"Responsible gun owners lock up their guns," Mayor Jenny Durkan said at a news conference at Harborview Medical Center.
Seattle Mayor Jenny Durkan today announced that she and Councilwoman M. Lorena Gonzalez will propose legislation within the next month to require safe storage of all firearms in the city.
“We know for a fact that unsecured, unsafely stored guns lead to public safety tragedies,” Durkan said at a news conference at Harborview Medical Center. “They end up on the black market, they end up as crime guns, and often … are used in suicides that could be prevented or get in the hands of children, who get injured when they shouldn’t.”
Among the handful of speakers was Dr. Fred Rivara, a UW Medicine pediatrician and researcher of gun violence.
“Part of my role here at Harborview is to care for these victims of firearm injuries. In both young children and adolescents, these incidents are nearly always the result of having a gun that’s not been safely secured and stored at home,” he said. “These injuries are often life-changing, if not life-ending."
A study conducted at Harborview’s Injury Prevention and Research Center found that safe storage of guns reduced accidental injuries and suicides among youth by 73 percent, Rivara said. The reduction was greater still, 78 percent, if both guns and ammunition were locked up, he said.
Rivara demonstrated that opening a locked gun box takes just a few seconds to press an electronic keycode atop the box. “Locking it up does not obviate that ability to use (the gun) for self-protection,” he said.
Durkan and Gonzalez emphasized that they will work with City Attorney Pete Holmes to fashion language in the legislation that will stand up to lawsuits that might be filed to block new ordinances.
The city obviously cannot confirm the safe storage of every firearm in Seattle; instead, it would seek to levy fines against gun owners whose firearms are either stolen or otherwise obtained because they were not secured, and then used in crimes or suicides.

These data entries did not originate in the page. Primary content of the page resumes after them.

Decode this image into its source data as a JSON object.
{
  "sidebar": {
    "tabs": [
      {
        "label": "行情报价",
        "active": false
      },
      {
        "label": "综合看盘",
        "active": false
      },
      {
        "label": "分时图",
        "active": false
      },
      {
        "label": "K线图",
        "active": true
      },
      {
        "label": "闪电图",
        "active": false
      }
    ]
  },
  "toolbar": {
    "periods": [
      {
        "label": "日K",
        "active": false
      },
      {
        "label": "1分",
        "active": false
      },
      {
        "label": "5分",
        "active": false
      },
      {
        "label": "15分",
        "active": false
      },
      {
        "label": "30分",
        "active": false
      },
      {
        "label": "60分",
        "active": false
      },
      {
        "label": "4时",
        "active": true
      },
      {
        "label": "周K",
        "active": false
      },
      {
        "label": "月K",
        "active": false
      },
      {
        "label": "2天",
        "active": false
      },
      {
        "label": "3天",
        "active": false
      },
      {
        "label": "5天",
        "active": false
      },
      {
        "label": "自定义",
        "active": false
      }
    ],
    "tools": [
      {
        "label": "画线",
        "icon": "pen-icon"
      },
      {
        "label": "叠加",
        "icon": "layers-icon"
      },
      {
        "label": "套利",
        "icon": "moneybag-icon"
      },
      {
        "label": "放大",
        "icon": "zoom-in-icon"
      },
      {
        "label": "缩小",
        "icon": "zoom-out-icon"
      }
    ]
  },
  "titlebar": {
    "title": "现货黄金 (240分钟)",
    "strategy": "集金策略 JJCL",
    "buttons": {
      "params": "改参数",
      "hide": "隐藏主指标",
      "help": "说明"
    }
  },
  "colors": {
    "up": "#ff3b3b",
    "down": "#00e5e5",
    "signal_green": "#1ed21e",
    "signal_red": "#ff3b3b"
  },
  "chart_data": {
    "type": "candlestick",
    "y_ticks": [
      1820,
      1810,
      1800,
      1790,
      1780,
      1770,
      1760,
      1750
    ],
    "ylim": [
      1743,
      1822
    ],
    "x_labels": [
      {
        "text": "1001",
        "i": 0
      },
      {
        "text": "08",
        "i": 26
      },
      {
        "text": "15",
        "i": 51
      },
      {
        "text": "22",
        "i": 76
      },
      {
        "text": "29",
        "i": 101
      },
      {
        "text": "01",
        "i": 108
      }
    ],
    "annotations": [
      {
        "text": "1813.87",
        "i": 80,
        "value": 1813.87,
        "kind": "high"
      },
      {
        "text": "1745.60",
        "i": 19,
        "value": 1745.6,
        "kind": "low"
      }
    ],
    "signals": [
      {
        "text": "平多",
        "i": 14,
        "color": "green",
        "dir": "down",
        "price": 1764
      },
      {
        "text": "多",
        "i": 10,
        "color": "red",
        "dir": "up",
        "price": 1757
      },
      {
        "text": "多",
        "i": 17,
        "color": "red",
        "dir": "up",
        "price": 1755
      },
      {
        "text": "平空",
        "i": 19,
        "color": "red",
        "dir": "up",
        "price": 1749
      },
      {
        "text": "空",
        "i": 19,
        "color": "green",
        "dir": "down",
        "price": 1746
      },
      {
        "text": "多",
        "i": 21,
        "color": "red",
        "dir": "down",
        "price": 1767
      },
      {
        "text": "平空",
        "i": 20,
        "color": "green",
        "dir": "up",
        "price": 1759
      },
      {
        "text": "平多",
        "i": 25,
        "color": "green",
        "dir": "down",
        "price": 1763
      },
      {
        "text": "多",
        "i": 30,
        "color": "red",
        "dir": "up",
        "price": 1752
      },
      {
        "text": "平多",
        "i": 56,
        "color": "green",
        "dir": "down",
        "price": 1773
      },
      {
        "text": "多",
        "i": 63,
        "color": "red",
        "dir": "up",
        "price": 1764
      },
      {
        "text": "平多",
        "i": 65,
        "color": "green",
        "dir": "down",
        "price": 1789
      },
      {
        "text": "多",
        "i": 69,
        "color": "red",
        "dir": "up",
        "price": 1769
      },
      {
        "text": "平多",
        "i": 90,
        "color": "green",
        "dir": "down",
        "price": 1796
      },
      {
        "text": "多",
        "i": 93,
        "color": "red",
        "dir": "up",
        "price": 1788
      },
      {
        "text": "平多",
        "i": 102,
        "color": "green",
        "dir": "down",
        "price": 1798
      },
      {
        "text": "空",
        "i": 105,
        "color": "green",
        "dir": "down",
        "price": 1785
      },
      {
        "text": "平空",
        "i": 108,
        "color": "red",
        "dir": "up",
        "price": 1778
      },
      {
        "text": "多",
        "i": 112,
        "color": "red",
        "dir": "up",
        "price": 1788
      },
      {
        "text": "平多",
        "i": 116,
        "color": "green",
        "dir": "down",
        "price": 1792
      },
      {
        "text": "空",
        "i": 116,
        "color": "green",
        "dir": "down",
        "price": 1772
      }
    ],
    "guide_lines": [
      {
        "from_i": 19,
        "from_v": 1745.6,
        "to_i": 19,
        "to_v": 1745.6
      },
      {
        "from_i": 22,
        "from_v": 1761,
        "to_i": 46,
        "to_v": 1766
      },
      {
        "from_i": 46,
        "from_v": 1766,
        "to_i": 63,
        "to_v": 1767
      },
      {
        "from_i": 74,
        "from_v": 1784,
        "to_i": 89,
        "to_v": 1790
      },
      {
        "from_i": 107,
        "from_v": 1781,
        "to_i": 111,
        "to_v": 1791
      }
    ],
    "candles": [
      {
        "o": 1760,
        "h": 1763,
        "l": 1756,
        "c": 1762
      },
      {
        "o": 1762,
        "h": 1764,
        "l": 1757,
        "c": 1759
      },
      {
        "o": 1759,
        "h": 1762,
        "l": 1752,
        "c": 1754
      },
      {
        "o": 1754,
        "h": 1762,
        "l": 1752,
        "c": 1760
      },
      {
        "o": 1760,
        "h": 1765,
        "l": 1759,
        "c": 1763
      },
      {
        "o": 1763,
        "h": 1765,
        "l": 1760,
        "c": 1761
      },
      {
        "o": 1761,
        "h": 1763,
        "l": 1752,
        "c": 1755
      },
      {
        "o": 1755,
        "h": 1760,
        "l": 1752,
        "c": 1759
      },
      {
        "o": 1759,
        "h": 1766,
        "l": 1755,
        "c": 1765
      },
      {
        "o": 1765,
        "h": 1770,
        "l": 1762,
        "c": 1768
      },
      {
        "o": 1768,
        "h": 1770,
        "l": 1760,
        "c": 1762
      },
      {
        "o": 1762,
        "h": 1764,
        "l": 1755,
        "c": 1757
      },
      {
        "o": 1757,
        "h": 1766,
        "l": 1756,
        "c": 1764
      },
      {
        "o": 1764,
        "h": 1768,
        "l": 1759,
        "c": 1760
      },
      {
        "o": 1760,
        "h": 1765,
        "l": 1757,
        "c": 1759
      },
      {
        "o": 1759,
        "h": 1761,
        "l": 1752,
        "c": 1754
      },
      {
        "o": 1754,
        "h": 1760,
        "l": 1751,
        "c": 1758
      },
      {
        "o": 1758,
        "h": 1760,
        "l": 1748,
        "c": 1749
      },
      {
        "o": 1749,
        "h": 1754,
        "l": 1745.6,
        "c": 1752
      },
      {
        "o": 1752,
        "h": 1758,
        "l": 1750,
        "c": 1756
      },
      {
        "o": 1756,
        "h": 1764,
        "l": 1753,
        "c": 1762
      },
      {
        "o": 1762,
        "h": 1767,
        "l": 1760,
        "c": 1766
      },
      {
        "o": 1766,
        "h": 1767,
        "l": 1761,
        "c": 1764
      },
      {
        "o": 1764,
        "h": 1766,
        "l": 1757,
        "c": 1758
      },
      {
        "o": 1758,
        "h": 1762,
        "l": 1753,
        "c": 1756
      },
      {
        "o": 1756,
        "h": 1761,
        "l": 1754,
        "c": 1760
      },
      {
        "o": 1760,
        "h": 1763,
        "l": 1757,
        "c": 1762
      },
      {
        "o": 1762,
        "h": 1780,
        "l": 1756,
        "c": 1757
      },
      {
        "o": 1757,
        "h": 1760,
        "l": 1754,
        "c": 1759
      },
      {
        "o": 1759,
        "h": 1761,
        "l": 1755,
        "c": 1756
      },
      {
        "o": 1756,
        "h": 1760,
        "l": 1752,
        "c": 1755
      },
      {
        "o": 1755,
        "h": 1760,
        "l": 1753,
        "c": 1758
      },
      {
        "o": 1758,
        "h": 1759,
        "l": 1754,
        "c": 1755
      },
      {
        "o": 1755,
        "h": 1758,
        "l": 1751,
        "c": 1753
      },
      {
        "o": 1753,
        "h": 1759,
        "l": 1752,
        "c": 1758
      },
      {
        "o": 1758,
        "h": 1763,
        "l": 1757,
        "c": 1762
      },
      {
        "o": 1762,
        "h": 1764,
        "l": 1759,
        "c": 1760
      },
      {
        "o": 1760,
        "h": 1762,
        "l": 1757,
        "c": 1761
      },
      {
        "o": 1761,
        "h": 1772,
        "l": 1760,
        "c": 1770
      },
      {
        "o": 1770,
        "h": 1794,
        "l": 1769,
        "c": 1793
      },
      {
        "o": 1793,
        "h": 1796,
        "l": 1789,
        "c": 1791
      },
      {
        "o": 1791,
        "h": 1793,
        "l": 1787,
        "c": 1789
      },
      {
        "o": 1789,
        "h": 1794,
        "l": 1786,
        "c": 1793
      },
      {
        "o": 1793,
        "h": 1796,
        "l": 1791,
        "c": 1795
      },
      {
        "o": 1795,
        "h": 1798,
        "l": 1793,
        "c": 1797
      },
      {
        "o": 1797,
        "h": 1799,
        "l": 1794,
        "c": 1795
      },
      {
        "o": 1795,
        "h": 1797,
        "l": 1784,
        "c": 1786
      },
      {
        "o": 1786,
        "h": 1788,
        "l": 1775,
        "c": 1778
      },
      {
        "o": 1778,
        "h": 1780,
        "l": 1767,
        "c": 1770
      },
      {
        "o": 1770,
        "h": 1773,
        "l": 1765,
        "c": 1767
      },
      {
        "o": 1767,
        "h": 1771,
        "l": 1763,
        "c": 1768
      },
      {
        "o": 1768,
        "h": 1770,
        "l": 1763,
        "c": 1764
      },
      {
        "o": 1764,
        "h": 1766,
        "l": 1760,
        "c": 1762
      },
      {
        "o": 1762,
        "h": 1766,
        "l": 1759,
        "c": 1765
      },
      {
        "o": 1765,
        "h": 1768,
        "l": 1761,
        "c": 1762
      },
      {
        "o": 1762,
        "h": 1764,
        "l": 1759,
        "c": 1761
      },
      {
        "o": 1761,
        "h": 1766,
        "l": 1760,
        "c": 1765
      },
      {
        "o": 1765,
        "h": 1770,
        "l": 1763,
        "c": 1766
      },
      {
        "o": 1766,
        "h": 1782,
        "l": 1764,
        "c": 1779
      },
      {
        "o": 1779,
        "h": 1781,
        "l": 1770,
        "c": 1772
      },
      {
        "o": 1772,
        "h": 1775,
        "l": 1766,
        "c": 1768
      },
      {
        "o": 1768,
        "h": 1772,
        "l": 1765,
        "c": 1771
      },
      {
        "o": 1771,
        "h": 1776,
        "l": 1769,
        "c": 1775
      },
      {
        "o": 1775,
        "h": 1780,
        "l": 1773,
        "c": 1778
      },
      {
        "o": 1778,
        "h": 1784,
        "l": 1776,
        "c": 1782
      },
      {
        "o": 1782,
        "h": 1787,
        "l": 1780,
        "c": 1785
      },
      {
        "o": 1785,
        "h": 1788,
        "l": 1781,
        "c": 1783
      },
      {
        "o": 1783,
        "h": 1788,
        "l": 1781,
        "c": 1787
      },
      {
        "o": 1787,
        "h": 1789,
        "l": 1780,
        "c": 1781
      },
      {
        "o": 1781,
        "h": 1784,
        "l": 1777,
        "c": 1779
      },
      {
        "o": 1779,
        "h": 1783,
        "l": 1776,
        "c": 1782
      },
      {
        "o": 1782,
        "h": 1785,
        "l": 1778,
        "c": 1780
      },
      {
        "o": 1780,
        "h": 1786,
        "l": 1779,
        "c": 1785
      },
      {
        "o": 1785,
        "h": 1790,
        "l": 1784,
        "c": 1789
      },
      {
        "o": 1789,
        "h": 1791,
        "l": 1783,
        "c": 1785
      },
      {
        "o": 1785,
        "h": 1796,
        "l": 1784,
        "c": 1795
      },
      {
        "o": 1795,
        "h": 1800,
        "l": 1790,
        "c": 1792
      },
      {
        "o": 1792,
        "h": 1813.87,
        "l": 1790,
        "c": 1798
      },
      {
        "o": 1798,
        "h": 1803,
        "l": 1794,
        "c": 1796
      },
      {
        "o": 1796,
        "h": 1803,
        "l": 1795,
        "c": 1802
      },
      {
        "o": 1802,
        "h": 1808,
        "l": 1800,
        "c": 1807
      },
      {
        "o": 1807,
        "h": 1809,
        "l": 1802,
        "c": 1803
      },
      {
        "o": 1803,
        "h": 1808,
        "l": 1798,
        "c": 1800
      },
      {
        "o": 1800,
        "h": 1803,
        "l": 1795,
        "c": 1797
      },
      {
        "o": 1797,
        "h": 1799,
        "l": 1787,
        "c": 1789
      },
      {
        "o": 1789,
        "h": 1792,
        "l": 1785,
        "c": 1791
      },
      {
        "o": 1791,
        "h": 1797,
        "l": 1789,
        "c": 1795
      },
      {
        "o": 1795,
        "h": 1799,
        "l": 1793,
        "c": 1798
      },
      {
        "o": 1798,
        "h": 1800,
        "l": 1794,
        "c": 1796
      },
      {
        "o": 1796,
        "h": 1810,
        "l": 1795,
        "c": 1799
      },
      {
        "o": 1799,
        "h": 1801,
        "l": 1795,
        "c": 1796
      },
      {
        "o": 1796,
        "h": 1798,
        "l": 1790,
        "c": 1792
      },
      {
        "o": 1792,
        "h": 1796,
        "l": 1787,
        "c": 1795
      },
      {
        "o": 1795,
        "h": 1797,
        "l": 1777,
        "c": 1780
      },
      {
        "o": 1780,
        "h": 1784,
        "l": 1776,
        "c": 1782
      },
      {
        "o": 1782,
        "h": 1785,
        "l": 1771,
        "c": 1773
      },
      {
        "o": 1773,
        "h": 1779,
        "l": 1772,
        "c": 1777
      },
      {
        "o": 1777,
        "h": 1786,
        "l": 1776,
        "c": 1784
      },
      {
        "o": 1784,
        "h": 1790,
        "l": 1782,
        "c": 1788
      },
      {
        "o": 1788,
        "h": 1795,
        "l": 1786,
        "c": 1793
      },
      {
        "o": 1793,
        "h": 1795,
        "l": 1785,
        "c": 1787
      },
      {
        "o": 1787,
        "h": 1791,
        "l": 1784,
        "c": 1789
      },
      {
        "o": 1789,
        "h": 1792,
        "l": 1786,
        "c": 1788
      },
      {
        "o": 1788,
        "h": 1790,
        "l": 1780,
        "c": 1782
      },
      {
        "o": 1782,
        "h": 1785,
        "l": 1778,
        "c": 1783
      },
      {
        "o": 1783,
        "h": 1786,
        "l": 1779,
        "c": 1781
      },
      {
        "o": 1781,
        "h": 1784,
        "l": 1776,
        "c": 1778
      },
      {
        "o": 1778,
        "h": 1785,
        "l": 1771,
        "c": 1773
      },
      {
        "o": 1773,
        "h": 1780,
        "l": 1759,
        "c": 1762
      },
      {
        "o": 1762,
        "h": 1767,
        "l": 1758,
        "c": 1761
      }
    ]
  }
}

Gun owners whose firearms are stolen but not reported stolen could face fines if the weapon later causes harm, Gonzalez said.